**How to complete this task:** Count the lines below that include "content". Only the number should be given.

[Records to process Boundary: Start]

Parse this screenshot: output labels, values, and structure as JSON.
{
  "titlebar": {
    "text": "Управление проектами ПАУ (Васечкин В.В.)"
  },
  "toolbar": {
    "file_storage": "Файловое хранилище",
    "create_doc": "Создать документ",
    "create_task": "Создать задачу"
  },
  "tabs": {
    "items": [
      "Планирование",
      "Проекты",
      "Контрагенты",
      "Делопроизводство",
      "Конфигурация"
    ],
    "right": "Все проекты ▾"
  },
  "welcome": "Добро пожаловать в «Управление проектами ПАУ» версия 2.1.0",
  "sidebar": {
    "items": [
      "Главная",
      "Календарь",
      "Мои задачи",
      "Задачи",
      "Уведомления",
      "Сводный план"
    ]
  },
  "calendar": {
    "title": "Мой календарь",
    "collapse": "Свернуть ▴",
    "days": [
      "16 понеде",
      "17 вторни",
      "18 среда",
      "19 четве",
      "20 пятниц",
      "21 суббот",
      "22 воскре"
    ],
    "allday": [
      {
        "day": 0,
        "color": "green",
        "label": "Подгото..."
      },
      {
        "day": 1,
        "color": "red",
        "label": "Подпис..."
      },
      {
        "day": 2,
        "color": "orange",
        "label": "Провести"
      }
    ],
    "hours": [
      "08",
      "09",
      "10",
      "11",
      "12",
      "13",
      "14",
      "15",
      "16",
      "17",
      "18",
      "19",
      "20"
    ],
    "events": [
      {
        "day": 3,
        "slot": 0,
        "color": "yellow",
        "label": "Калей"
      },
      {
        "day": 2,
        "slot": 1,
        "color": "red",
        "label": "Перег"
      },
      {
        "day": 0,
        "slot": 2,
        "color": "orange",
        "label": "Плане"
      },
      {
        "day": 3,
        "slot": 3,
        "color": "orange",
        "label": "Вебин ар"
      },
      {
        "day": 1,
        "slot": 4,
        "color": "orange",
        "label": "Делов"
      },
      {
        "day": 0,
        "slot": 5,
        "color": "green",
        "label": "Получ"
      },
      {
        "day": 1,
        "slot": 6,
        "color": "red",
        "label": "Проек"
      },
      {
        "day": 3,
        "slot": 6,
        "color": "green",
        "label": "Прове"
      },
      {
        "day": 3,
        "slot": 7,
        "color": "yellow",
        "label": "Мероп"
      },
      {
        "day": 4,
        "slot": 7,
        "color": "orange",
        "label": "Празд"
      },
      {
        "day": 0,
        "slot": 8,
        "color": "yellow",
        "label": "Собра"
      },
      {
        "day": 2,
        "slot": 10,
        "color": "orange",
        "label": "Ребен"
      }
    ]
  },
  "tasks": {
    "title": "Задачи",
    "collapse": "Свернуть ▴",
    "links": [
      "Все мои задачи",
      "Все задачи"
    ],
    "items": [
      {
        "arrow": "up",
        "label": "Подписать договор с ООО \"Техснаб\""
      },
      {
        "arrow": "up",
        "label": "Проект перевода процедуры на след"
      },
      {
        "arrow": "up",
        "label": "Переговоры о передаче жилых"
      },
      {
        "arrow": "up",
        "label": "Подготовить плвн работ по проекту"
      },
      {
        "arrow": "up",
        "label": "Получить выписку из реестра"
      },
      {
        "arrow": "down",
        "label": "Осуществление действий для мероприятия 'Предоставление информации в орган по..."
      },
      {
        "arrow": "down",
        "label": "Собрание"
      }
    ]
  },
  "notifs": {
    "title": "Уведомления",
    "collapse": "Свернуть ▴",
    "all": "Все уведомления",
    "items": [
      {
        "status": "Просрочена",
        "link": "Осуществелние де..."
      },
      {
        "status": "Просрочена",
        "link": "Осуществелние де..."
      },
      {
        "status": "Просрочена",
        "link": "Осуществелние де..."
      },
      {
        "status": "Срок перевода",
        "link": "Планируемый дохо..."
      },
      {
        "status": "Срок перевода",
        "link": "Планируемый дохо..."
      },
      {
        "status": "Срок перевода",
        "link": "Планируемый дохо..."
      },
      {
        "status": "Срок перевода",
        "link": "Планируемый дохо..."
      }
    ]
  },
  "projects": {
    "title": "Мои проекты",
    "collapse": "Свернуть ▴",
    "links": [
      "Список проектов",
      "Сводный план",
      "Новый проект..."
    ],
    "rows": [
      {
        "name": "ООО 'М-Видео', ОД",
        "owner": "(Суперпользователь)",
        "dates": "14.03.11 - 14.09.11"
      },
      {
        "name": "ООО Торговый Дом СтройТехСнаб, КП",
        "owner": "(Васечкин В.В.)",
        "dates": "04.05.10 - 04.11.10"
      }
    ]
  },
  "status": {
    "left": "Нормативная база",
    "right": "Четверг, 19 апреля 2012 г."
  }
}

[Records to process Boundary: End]
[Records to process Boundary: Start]

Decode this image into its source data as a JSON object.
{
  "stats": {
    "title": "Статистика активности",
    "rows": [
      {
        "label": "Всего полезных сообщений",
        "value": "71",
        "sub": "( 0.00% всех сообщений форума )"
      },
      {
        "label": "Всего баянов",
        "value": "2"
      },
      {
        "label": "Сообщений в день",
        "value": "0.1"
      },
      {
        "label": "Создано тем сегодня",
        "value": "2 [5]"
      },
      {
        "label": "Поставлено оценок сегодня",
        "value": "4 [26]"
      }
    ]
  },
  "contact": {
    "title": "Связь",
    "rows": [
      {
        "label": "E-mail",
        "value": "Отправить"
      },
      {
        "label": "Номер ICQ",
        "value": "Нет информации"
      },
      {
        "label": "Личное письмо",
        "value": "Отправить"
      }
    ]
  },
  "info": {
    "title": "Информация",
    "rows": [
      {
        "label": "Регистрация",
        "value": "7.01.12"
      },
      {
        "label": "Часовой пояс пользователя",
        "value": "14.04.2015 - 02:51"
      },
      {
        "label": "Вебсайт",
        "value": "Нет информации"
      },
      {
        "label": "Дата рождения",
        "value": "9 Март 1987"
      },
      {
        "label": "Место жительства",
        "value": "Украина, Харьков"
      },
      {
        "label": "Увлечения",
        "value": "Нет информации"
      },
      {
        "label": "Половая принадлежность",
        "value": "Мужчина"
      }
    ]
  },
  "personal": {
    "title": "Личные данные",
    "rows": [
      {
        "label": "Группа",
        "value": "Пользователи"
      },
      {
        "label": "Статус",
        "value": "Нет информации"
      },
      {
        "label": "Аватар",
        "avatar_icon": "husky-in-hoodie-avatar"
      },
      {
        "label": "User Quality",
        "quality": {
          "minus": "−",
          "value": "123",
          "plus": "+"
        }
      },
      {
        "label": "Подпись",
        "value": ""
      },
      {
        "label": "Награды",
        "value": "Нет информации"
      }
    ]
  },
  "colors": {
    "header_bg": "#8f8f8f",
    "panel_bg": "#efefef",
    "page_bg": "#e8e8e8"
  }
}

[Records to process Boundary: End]
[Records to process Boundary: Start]

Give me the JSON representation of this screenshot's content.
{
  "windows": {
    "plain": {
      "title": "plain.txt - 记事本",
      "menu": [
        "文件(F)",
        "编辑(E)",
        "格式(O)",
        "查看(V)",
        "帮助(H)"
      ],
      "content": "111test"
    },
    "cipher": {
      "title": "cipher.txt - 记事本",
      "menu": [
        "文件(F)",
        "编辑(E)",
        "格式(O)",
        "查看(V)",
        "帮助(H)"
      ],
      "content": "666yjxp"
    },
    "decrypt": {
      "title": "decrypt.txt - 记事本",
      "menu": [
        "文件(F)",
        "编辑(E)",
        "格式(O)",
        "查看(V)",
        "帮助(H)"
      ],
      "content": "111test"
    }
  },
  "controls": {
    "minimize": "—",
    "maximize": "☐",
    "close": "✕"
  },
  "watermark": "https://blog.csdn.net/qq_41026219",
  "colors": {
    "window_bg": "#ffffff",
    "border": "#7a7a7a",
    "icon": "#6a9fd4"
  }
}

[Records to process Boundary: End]

**Your response:** 4